┌─ TASK MATERIAL
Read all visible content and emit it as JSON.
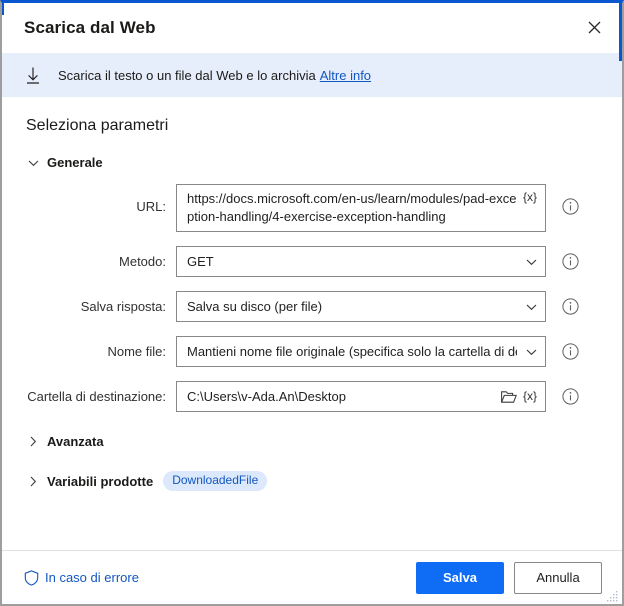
{
  "window": {
    "title": "Scarica dal Web",
    "close_label": "✕",
    "close_icon": "close-icon",
    "accent_color": "#0a57d0"
  },
  "banner": {
    "icon": "download-arrow-icon",
    "text": "Scarica il testo o un file dal Web e lo archivia",
    "link_label": "Altre info",
    "background": "#e7eefb",
    "link_color": "#1257c0"
  },
  "main": {
    "section_title": "Seleziona parametri",
    "groups": [
      {
        "id": "generale",
        "label": "Generale",
        "expanded": true,
        "chevron": "chevron-down-icon"
      },
      {
        "id": "avanzata",
        "label": "Avanzata",
        "expanded": false,
        "chevron": "chevron-right-icon"
      },
      {
        "id": "variabili-prodotte",
        "label": "Variabili prodotte",
        "expanded": false,
        "chevron": "chevron-right-icon",
        "badge": "DownloadedFile",
        "badge_bg": "#dce8fb",
        "badge_color": "#1257c0"
      }
    ],
    "fields": [
      {
        "id": "url",
        "label": "URL:",
        "type": "textarea",
        "value": "https://docs.microsoft.com/en-us/learn/modules/pad-exception-handling/4-exercise-exception-handling",
        "variable_token": "{x}",
        "info_icon": "info-icon"
      },
      {
        "id": "metodo",
        "label": "Metodo:",
        "type": "dropdown",
        "value": "GET",
        "caret": "chevron-down-icon",
        "info_icon": "info-icon"
      },
      {
        "id": "salva-risposta",
        "label": "Salva risposta:",
        "type": "dropdown",
        "value": "Salva su disco (per file)",
        "caret": "chevron-down-icon",
        "info_icon": "info-icon"
      },
      {
        "id": "nome-file",
        "label": "Nome file:",
        "type": "dropdown",
        "value": "Mantieni nome file originale (specifica solo la cartella di dest",
        "caret": "chevron-down-icon",
        "info_icon": "info-icon"
      },
      {
        "id": "cartella-destinazione",
        "label": "Cartella di destinazione:",
        "type": "folder",
        "value": "C:\\Users\\v-Ada.An\\Desktop",
        "folder_icon": "folder-open-icon",
        "variable_token": "{x}",
        "info_icon": "info-icon"
      }
    ]
  },
  "footer": {
    "on_error_label": "In caso di errore",
    "on_error_icon": "shield-icon",
    "on_error_color": "#1257c0",
    "save_label": "Salva",
    "cancel_label": "Annulla",
    "primary_color": "#0f6cf5",
    "resize_grip": "resize-grip-icon"
  }
}
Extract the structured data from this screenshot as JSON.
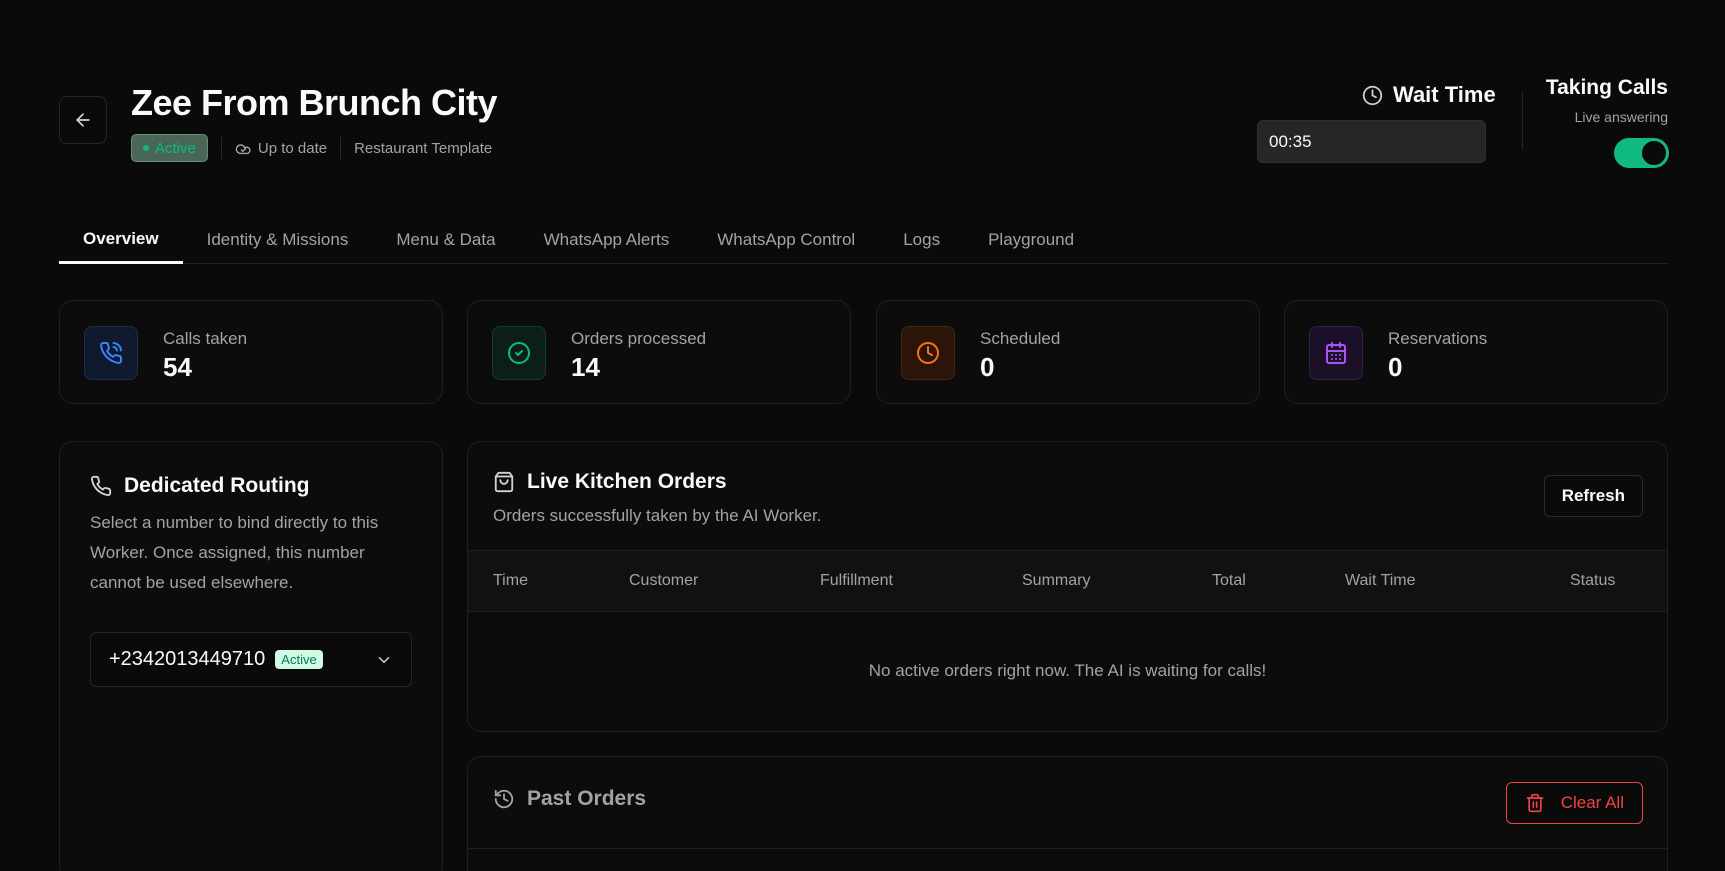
{
  "header": {
    "title": "Zee From Brunch City",
    "status": "Active",
    "sync": "Up to date",
    "template": "Restaurant Template"
  },
  "wait_time": {
    "label": "Wait Time",
    "value": "00:35"
  },
  "taking_calls": {
    "title": "Taking Calls",
    "subtitle": "Live answering",
    "enabled": true
  },
  "tabs": [
    {
      "label": "Overview",
      "active": true
    },
    {
      "label": "Identity & Missions"
    },
    {
      "label": "Menu & Data"
    },
    {
      "label": "WhatsApp Alerts"
    },
    {
      "label": "WhatsApp Control"
    },
    {
      "label": "Logs"
    },
    {
      "label": "Playground"
    }
  ],
  "stats": [
    {
      "label": "Calls taken",
      "value": "54",
      "icon": "phone-call-icon",
      "color": "#3b82f6"
    },
    {
      "label": "Orders processed",
      "value": "14",
      "icon": "check-circle-icon",
      "color": "#10b981"
    },
    {
      "label": "Scheduled",
      "value": "0",
      "icon": "clock-icon",
      "color": "#f97316"
    },
    {
      "label": "Reservations",
      "value": "0",
      "icon": "calendar-icon",
      "color": "#a855f7"
    }
  ],
  "routing": {
    "title": "Dedicated Routing",
    "description": "Select a number to bind directly to this Worker. Once assigned, this number cannot be used elsewhere.",
    "number": "+2342013449710",
    "number_status": "Active"
  },
  "live_orders": {
    "title": "Live Kitchen Orders",
    "subtitle": "Orders successfully taken by the AI Worker.",
    "refresh_label": "Refresh",
    "columns": [
      "Time",
      "Customer",
      "Fulfillment",
      "Summary",
      "Total",
      "Wait Time",
      "Status"
    ],
    "empty_message": "No active orders right now. The AI is waiting for calls!"
  },
  "past_orders": {
    "title": "Past Orders",
    "clear_label": "Clear All"
  },
  "colors": {
    "accent": "#10b981",
    "danger": "#ef4444",
    "background": "#0a0a0a"
  }
}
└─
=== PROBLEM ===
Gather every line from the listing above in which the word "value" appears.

=== EXERCISE RESULT ===
        "value": "https://docs.microsoft.com/en-us/learn/modules/pad-exception-handling/4-exercise-exception-handling",
        "value": "GET",
        "value": "Salva su disco (per file)",
        "value": "Mantieni nome file originale (specifica solo la cartella di dest",
        "value": "C:\\Users\\v-Ada.An\\Desktop",
    "value": "00:35"
      "value": "54",
      "value": "14",
      "value": "0",
      "value": "0",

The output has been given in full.